Directed by: Thomas McGuane
Actors: Peter Fonda, Warren Oates, Margot Kidder
Country: USA UK
Also known as: 92 gradi all’ombra, 33º à Sombra, ’40’ la umbra
Description: “A young drifter returns to his home in Key West, Florida and attempts to open a fishing charter business, provoking a dangerous feud with a rival fishing sea captain.”
here are a couple of imdb comments i liked :
“Brash, eager young turk Peter Fonda, the wayward scion of a wealthy family, comes back to his sleepy Key West, Florida home town and decides to become a river boat fishing guide, which ignites a bitter feud between Fonda and two fiercely independent, self-made working class fellow guides — cantankerous, ferocious near crazy Warren Oates and his laid-back, but fretful buddy Harry Dean Stanton — over some choice section of fish-infected water.
An authentically wiggy, amiable, frothy, if somewhat erratic character-based study of the classic rivalry between the bratty, lazy new generation and the crusty, hidebound old guard who automatically feel threatened by any hotshot young competition with an incisive grounding in the rigid parameters separating the hoity-toity, overconfident upper class from scruffy, fidgety blue collar folks, “92 in the Shade” makes for a disarmingly quirky seriocomic delight. Acclaimed novelist Tom McGuane’s presentation of the nutty, enrapturing, intriguingly off-beat narrative tends to be pretty clumsy and unsteady, but there’s a catchy, idiosyncratic, nicely relaxed rhythm to the eccentric proceedings which neatly ingratiates itself upon the viewer. Moreover, the sharply observed characters are an amusing, enjoyable, entertaining bunch of cranky, obstinate kooks, the dialogue is often riotous (“Take your hat off, will ya? Let your brains cool off — you’re thinking too hard!”), Michael C. Butler’s bright, eye-catching cinematography gives the movie an attractive sparkling look, Michael J. Lewis supplies a pleasingly bluesy’n’woozy score, and there are plenty of hilariously wacky moments featured throughout.

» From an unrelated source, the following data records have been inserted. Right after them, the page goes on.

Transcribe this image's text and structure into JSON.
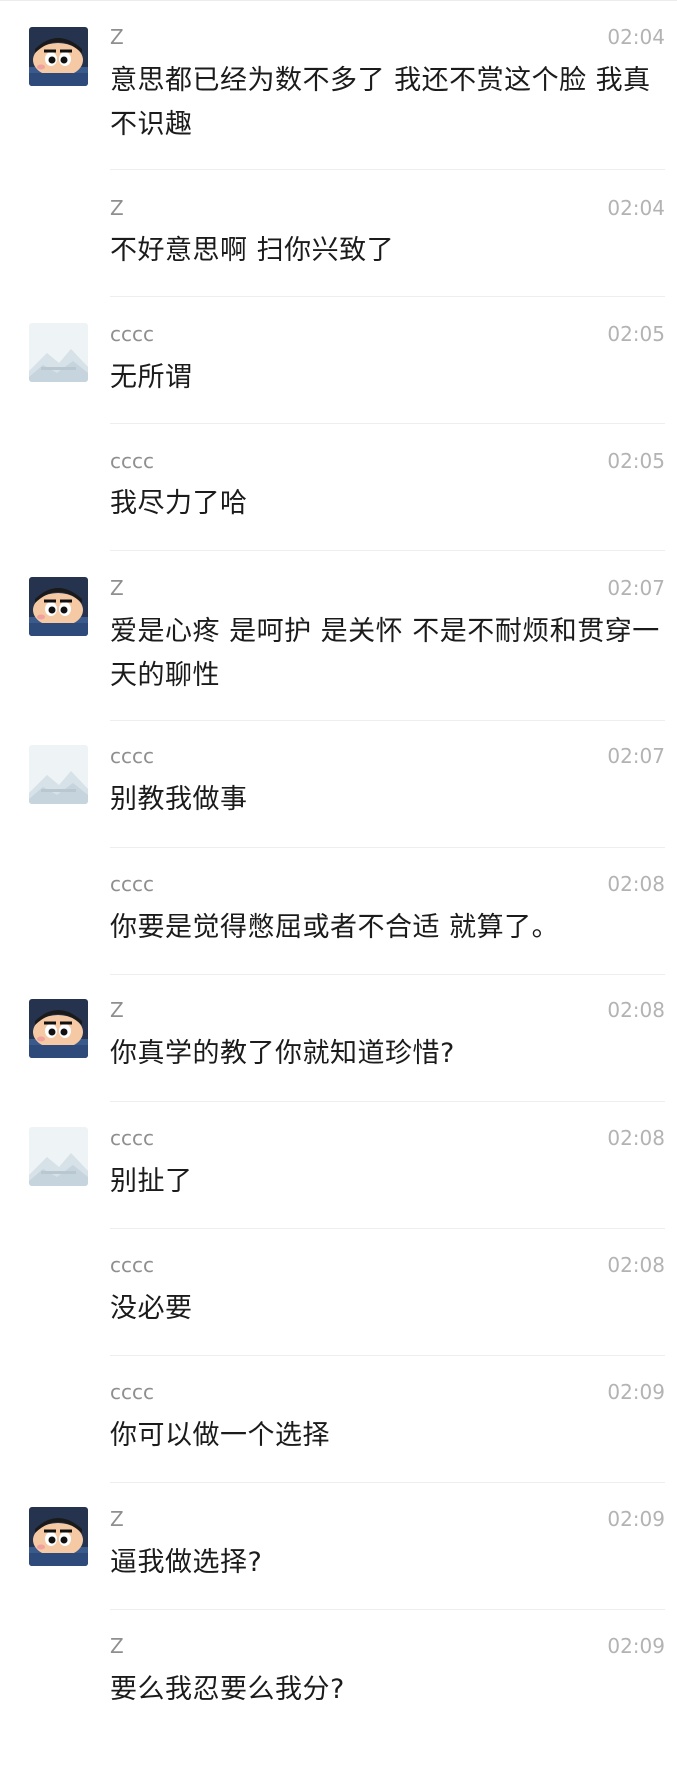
{
  "avatars": {
    "z": "crayon-shin-chan-icon",
    "cccc": "mountain-placeholder-icon"
  },
  "colors": {
    "sender": "#8f8f8f",
    "time": "#b3b3b3",
    "text": "#1b1b1b",
    "divider": "#eeeeee"
  },
  "messages": [
    {
      "sender": "Z",
      "time": "02:04",
      "text": "意思都已经为数不多了 我还不赏这个脸 我真不识趣",
      "avatar": "z"
    },
    {
      "sender": "Z",
      "time": "02:04",
      "text": "不好意思啊 扫你兴致了",
      "avatar": ""
    },
    {
      "sender": "cccc",
      "time": "02:05",
      "text": "无所谓",
      "avatar": "cccc"
    },
    {
      "sender": "cccc",
      "time": "02:05",
      "text": "我尽力了哈",
      "avatar": ""
    },
    {
      "sender": "Z",
      "time": "02:07",
      "text": "爱是心疼 是呵护 是关怀 不是不耐烦和贯穿一天的聊性",
      "avatar": "z"
    },
    {
      "sender": "cccc",
      "time": "02:07",
      "text": "别教我做事",
      "avatar": "cccc"
    },
    {
      "sender": "cccc",
      "time": "02:08",
      "text": "你要是觉得憋屈或者不合适 就算了。",
      "avatar": ""
    },
    {
      "sender": "Z",
      "time": "02:08",
      "text": "你真学的教了你就知道珍惜?",
      "avatar": "z"
    },
    {
      "sender": "cccc",
      "time": "02:08",
      "text": "别扯了",
      "avatar": "cccc"
    },
    {
      "sender": "cccc",
      "time": "02:08",
      "text": "没必要",
      "avatar": ""
    },
    {
      "sender": "cccc",
      "time": "02:09",
      "text": "你可以做一个选择",
      "avatar": ""
    },
    {
      "sender": "Z",
      "time": "02:09",
      "text": "逼我做选择?",
      "avatar": "z"
    },
    {
      "sender": "Z",
      "time": "02:09",
      "text": "要么我忍要么我分?",
      "avatar": ""
    }
  ]
}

The terrific cast includes Margot Kidder as Fonda’s flaky, flighty school teacher girlfriend, Burgess Meredith as Fonda’s crotchety, foul-mouthed rich grandfather, Elizabeth Ashley as Stanton’s pregnant, terminally out to lunch wife (she has this annoying tendency to dress up as a cheerleader and do baton twirls in front of total strangers), William Hickey as Fonda’s sickly, gloomy failure of a dad, Sylvia Miles as Meredith’s loopy, sardonic secretary, Louise Lathom as Fonda’s bored mother, and, in an uncharacteristically goofy role, a surprisingly uproarious Joe Spinell as Ollie Slatt, an insufferably smug and seriously obtuse businessman who professes to be a devout sportsman, but knows positively nothing about fishing. Fonda, Stanton and especially Oates in particular give funny, engaging, top-drawer performances. Although a bit rough around the edges, “92 in the Shade” generally succeeds with its keen depiction of everyday oddballs who are constantly at loggerheads with each other and overall rates as a leisurely paced, wryly humorous one-of-a-kind charmer.”
(Author: Woodyanders ([email protected]) from The Last New Jersey Drive-In on the Left)
“Don’t miss this little treat of a film. If you liked The Hired Hand, this has the same laid back style that works great for a Southern story. But it’s not so much the story. It’s the ripe dialog and a cast of Great American Actors that make this one to catch. Warren Oates and Harry Dean Stanton make a great team of ornery fishing guides. Burgess Meredith has a great role and makes the best of it. Margot Kidder looks absolutely great here too. But Joe Spinell is worth the price of admission in a small role. The cinematography is experimental like The Hired Hand but is not as successful. Overall, this film is a gentle surprise and would be perfect for a warm evening. Recommended without hesitation.”